(Photo from BlueSky MOD - see below story for more links)
Host lead: Sometimes the best things come in very small packages. Nanotechnology is the the art of manipulating molecular materials to build microscopic devices We're also discovering how thinking "small" can change the way we design our homes and communities. This week on Our Northwest, we consider the potential impact of nano research and how innovative thinking is revolutionizing the building industry. Listen here.
Mary Hawkins: M. Grant Norton has co-invented nanosprings: microscopic coils made of glass that - for one thing - can potentially be used in ultacapacitors - which would allow energy storage at a much, much higher rate than batteries. They can be recharged in seconds - and discharged up to a million times. They facilitate extremely efficient energy storage – that can be used in a wide range of applications, including solar. (microphoto: nanospring)
Grant Norton: The potential is there that we could revolutionize solar energy capture through the use of nanomaterials. If we could do that - it would open up a big range of possibilities.
Hawkins: Photovoltaic technology is no more efficient today than it was in the 1960's - it's at roughly 14 – and 28 percent - at its best. But new nano technology could drastically raise that efficiency...
Norton: If we think of the very, very long range future of the world, we're going to have to be generating all or a big portion of our energy from the sun and nanotechnology offers a route to do that.
Hawkins: Professor and Associate Dean of WSU’s College of Engineering and Architecture, M. Grant Norton. Greg Kessler, director of WSU's School of Architecture and Construction Management, is a big fan of small, elegant, utilitarian, collaborative designs. Smaller spaces will not only reap big environmental rewards, they will help us live more fulfilling lives. Kessler says that switching to smaller spaces is a process of prioritization and assessing one's values - something he's been doing in his own life.
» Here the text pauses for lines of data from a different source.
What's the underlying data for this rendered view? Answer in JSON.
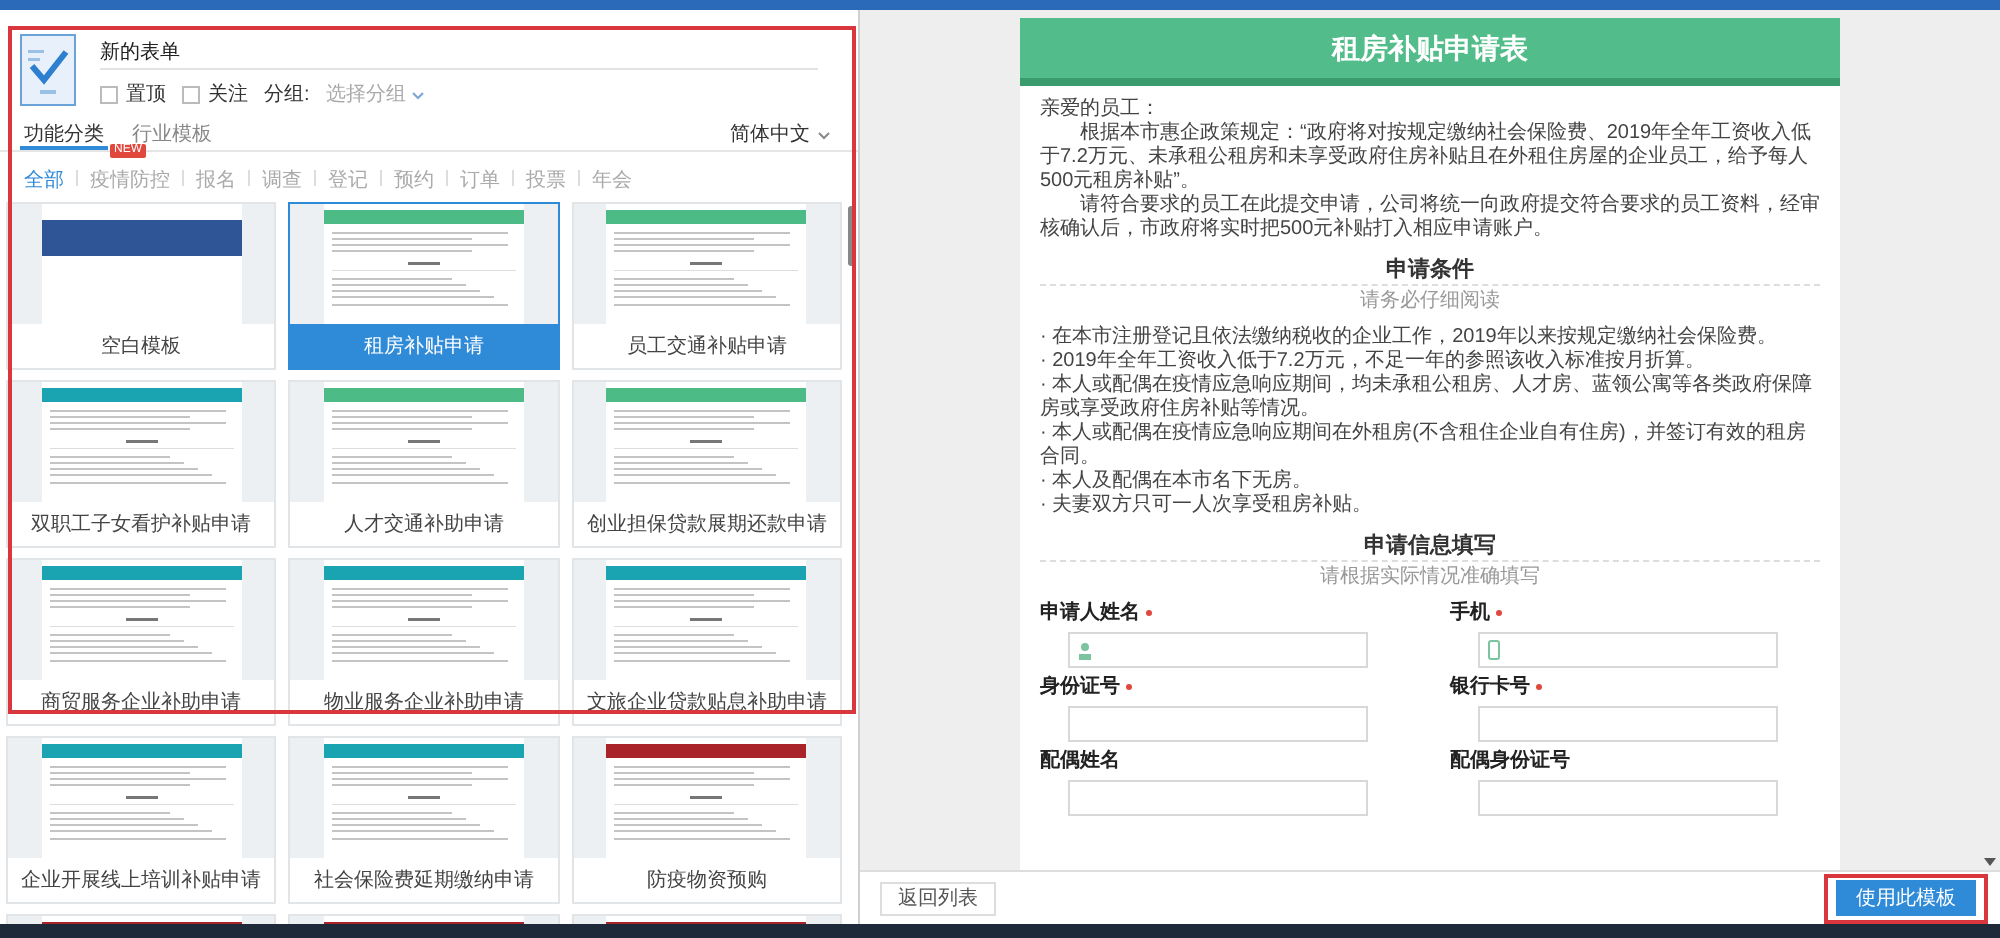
{
  "left_panel": {
    "highlighted": true,
    "form_header": {
      "title": "新的表单",
      "options": [
        {
          "label": "置顶",
          "checked": false
        },
        {
          "label": "关注",
          "checked": false
        }
      ],
      "group_label": "分组:",
      "group_placeholder": "选择分组"
    },
    "tabs": [
      {
        "label": "功能分类",
        "selected": true
      },
      {
        "label": "行业模板",
        "selected": false
      }
    ],
    "language": "简体中文",
    "filters": [
      {
        "label": "全部",
        "selected": true
      },
      {
        "label": "疫情防控",
        "selected": false,
        "badge": "NEW"
      },
      {
        "label": "报名",
        "selected": false
      },
      {
        "label": "调查",
        "selected": false
      },
      {
        "label": "登记",
        "selected": false
      },
      {
        "label": "预约",
        "selected": false
      },
      {
        "label": "订单",
        "selected": false
      },
      {
        "label": "投票",
        "selected": false
      },
      {
        "label": "年会",
        "selected": false
      }
    ],
    "templates": [
      {
        "title": "空白模板",
        "kind": "blank",
        "color": "#2f5597",
        "selected": false
      },
      {
        "title": "租房补贴申请",
        "kind": "form",
        "color": "#4dbb85",
        "selected": true
      },
      {
        "title": "员工交通补贴申请",
        "kind": "form",
        "color": "#4dbb85",
        "selected": false
      },
      {
        "title": "双职工子女看护补贴申请",
        "kind": "form",
        "color": "#1aa3b0",
        "selected": false
      },
      {
        "title": "人才交通补助申请",
        "kind": "form",
        "color": "#4dbb85",
        "selected": false
      },
      {
        "title": "创业担保贷款展期还款申请",
        "kind": "form",
        "color": "#4dbb85",
        "selected": false
      },
      {
        "title": "商贸服务企业补助申请",
        "kind": "form",
        "color": "#1aa3b0",
        "selected": false
      },
      {
        "title": "物业服务企业补助申请",
        "kind": "form",
        "color": "#1aa3b0",
        "selected": false
      },
      {
        "title": "文旅企业贷款贴息补助申请",
        "kind": "form",
        "color": "#1aa3b0",
        "selected": false
      },
      {
        "title": "企业开展线上培训补贴申请",
        "kind": "form",
        "color": "#1aa3b0",
        "selected": false
      },
      {
        "title": "社会保险费延期缴纳申请",
        "kind": "form",
        "color": "#1aa3b0",
        "selected": false
      },
      {
        "title": "防疫物资预购",
        "kind": "form",
        "color": "#a8232a",
        "selected": false
      },
      {
        "kind": "form",
        "color": "#a8232a",
        "selected": false
      },
      {
        "kind": "form",
        "color": "#a8232a",
        "selected": false
      },
      {
        "kind": "form",
        "color": "#a8232a",
        "selected": false
      }
    ]
  },
  "preview": {
    "title": "租房补贴申请表",
    "greeting": "亲爱的员工：",
    "paragraphs": [
      "根据本市惠企政策规定：“政府将对按规定缴纳社会保险费、2019年全年工资收入低于7.2万元、未承租公租房和未享受政府住房补贴且在外租住房屋的企业员工，给予每人500元租房补贴”。",
      "请符合要求的员工在此提交申请，公司将统一向政府提交符合要求的员工资料，经审核确认后，市政府将实时把500元补贴打入相应申请账户。"
    ],
    "sections": [
      {
        "title": "申请条件",
        "subtitle": "请务必仔细阅读",
        "items": [
          "· 在本市注册登记且依法缴纳税收的企业工作，2019年以来按规定缴纳社会保险费。",
          "· 2019年全年工资收入低于7.2万元，不足一年的参照该收入标准按月折算。",
          "· 本人或配偶在疫情应急响应期间，均未承租公租房、人才房、蓝领公寓等各类政府保障房或享受政府住房补贴等情况。",
          "· 本人或配偶在疫情应急响应期间在外租房(不含租住企业自有住房)，并签订有效的租房合同。",
          "· 本人及配偶在本市名下无房。",
          "· 夫妻双方只可一人次享受租房补贴。"
        ]
      },
      {
        "title": "申请信息填写",
        "subtitle": "请根据实际情况准确填写",
        "fields": [
          {
            "label": "申请人姓名",
            "required": true
          },
          {
            "label": "手机",
            "required": true
          },
          {
            "label": "身份证号",
            "required": true
          },
          {
            "label": "银行卡号",
            "required": true
          },
          {
            "label": "配偶姓名",
            "required": false
          },
          {
            "label": "配偶身份证号",
            "required": false
          }
        ]
      }
    ]
  },
  "footer": {
    "back_button": "返回列表",
    "use_button": {
      "label": "使用此模板",
      "highlighted": true
    }
  }
}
Kessler: My wife and I are designing a house right now that's 11 hundred square feet. That's what we're going to live in. It doesn't have 3 or 4 bathrooms but it does have a very unique relationship to the landscape. It has some very unique outside spaces. Those are the things that are really important to us and that we value and so we've made that change because that's what we want to do and also it's a good thing for the environment.
Hawkins: Kessler spends a lot of time thinking about how to change our physical surroundings by making them more streamlined. Simultaneously, the model of lone architects is being replaced with collaborations between scientists, technologists, designers, homeowners and community members. And the physical outcome of these collaborations can be surprisingly elegant.
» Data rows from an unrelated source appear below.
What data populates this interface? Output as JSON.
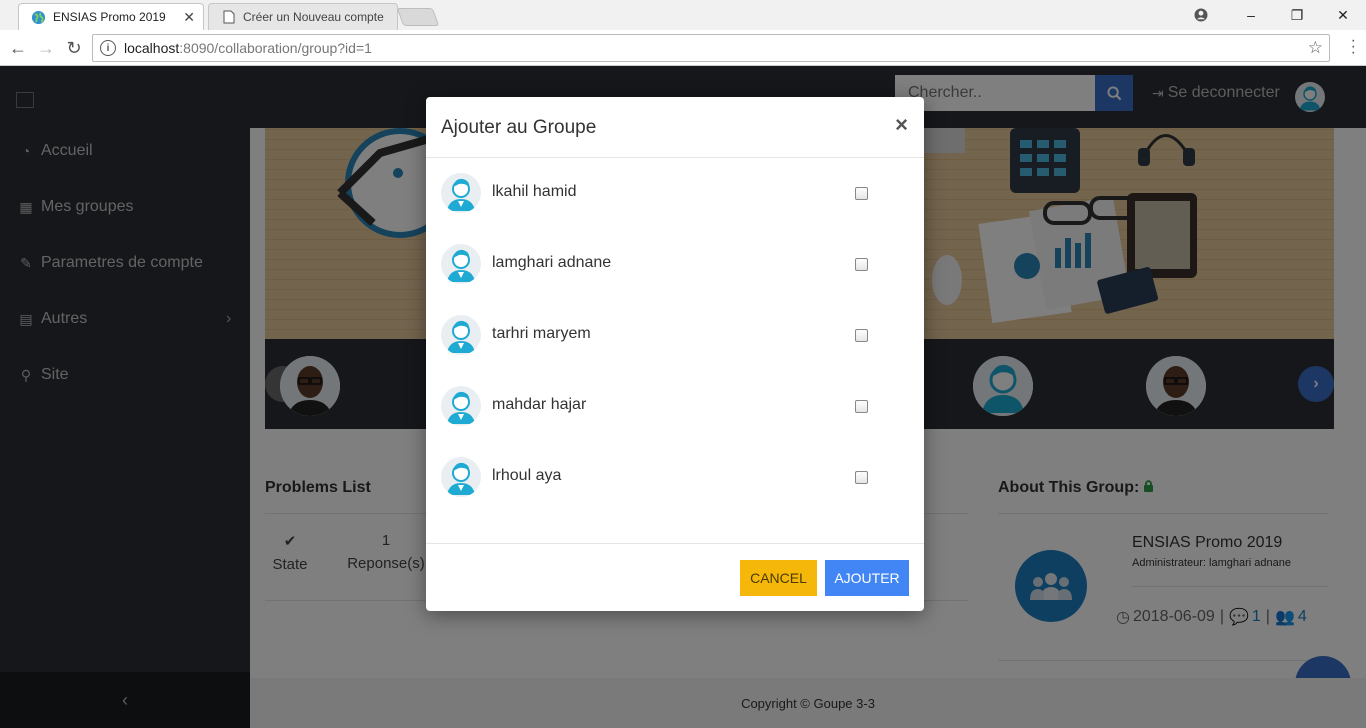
{
  "browser": {
    "tabs": [
      {
        "title": "ENSIAS Promo 2019",
        "active": true
      },
      {
        "title": "Créer un Nouveau compte",
        "active": false
      }
    ],
    "url_host": "localhost",
    "url_path": ":8090/collaboration/group?id=1"
  },
  "sidebar": {
    "items": [
      {
        "label": "Accueil",
        "icon": "dashboard-icon"
      },
      {
        "label": "Mes groupes",
        "icon": "table-icon"
      },
      {
        "label": "Parametres de compte",
        "icon": "wrench-icon"
      },
      {
        "label": "Autres",
        "icon": "file-icon"
      },
      {
        "label": "Site",
        "icon": "link-icon"
      }
    ],
    "collapse_glyph": "‹"
  },
  "topbar": {
    "search_placeholder": "Chercher..",
    "logout_label": "Se deconnecter"
  },
  "problems": {
    "title": "Problems List",
    "state_label": "State",
    "responses_value": "1",
    "responses_label": "Reponse(s)"
  },
  "about": {
    "title": "About This Group:",
    "group_name": "ENSIAS Promo 2019",
    "admin_line": "Administrateur: lamghari adnane",
    "date": "2018-06-09",
    "comments": "1",
    "members": "4"
  },
  "footer": {
    "copyright": "Copyright © Goupe 3-3"
  },
  "modal": {
    "title": "Ajouter au Groupe",
    "close_glyph": "×",
    "members": [
      {
        "name": "lkahil hamid",
        "checked": false
      },
      {
        "name": "lamghari adnane",
        "checked": false
      },
      {
        "name": "tarhri maryem",
        "checked": false
      },
      {
        "name": "mahdar hajar",
        "checked": false
      },
      {
        "name": "lrhoul aya",
        "checked": false
      }
    ],
    "cancel_label": "CANCEL",
    "add_label": "AJOUTER"
  },
  "colors": {
    "accent_blue": "#4285f4",
    "cancel_yellow": "#f5b70a",
    "sidebar_bg": "#2b2f34",
    "avatar_cyan": "#1eaad3"
  }
}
Kessler: Beauty doesn't evolve necessarily out of a single isolated vision or a single isolated mind - it can evolve out of a collaboration.
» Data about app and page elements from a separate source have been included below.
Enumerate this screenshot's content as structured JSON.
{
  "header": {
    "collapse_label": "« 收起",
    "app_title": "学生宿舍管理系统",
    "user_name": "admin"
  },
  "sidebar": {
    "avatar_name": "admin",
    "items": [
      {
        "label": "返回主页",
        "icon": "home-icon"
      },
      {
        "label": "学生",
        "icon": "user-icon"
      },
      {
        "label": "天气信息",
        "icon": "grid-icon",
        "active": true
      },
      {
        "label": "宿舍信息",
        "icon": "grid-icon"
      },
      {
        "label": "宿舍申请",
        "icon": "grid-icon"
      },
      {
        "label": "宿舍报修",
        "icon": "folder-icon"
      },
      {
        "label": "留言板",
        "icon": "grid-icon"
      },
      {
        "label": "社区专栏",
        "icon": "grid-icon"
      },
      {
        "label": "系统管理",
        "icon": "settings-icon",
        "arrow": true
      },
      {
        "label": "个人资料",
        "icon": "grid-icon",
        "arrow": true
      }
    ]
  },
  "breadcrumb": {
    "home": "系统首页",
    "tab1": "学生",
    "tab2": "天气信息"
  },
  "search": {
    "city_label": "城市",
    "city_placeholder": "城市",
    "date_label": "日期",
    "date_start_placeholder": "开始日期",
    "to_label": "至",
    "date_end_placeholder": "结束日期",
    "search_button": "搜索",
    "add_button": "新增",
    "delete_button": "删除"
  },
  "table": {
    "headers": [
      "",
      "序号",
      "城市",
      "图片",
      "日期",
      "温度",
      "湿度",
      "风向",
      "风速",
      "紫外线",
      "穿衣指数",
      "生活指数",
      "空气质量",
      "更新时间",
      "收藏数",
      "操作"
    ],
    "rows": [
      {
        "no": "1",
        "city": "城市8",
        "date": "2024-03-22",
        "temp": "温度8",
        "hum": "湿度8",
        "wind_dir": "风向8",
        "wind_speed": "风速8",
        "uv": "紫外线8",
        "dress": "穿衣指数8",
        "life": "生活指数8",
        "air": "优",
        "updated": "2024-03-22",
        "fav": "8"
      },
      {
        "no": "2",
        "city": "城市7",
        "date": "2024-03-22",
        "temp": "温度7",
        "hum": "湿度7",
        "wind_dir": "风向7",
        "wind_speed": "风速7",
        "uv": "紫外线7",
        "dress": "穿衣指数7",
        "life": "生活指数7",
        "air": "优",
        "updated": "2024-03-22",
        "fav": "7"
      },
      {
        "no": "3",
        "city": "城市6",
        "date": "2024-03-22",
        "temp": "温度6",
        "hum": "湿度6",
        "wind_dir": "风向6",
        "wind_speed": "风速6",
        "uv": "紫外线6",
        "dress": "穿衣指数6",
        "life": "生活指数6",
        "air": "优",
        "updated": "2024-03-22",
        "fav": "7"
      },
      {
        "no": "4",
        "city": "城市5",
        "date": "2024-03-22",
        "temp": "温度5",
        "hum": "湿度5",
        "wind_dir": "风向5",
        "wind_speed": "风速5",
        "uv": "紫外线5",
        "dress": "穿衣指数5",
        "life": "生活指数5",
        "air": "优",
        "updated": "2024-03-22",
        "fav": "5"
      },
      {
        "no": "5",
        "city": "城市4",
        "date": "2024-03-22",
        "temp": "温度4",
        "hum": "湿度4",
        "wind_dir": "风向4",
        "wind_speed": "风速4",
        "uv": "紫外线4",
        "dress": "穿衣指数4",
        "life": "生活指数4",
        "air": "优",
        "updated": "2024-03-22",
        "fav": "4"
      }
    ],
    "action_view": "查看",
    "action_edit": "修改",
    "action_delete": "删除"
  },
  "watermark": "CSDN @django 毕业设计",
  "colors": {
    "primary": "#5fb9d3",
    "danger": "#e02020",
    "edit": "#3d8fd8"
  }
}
Hawkins: Creative collaborations in design and technology is the future along with "doing a lot with a little", and Kessler believes that the field of architecture is well-positioned to take full advantage of these values...
Kessler: Putting a building together is an incredibly difficult thing to do. When you think of all the different people involved. All the manufacturers. The parts. The pieces. A huge process in putting a building together. So architects are really educated to bring all those things together into a cohesive building that people live in or experience or work in... There's lots of ways of getting a multiplicity...of uses and events...and those ideas enliven the spaces making them much richer albeit they're harder to think about and harder to design.
Hawkins: Gregg Kessler. Go to Our Northwest at NWPR dot org for links to Grant Norton's nanospring research and much more on nanotechnology. You'll also find a recommended book list from Gregg Kessler (see below) along with links to some revolutionary collaborations (also below). For NWPR, I'm Mary Hawkins.
M. Grant Norton's business site: GoNanoTechnology.
From Materials Research Society (for $25.00): Nanospring-based Biosensors for Electrical DNA Microarrays.
Recommended by Greg Kessler:
Institute for Design at Stanford, or the Stanford D School.
The Ten Faces of Innovation, a book, curriculum, and links to its creator, Tom Kelley, and parent company, IDEO.
The Innovative Mind, by Gene Lundrum (a book & website).
The Art of Integrative Thinking by Roger Martin and Hilary Austen (pdf - slow to load).
Resources for Life (links to many small house companies)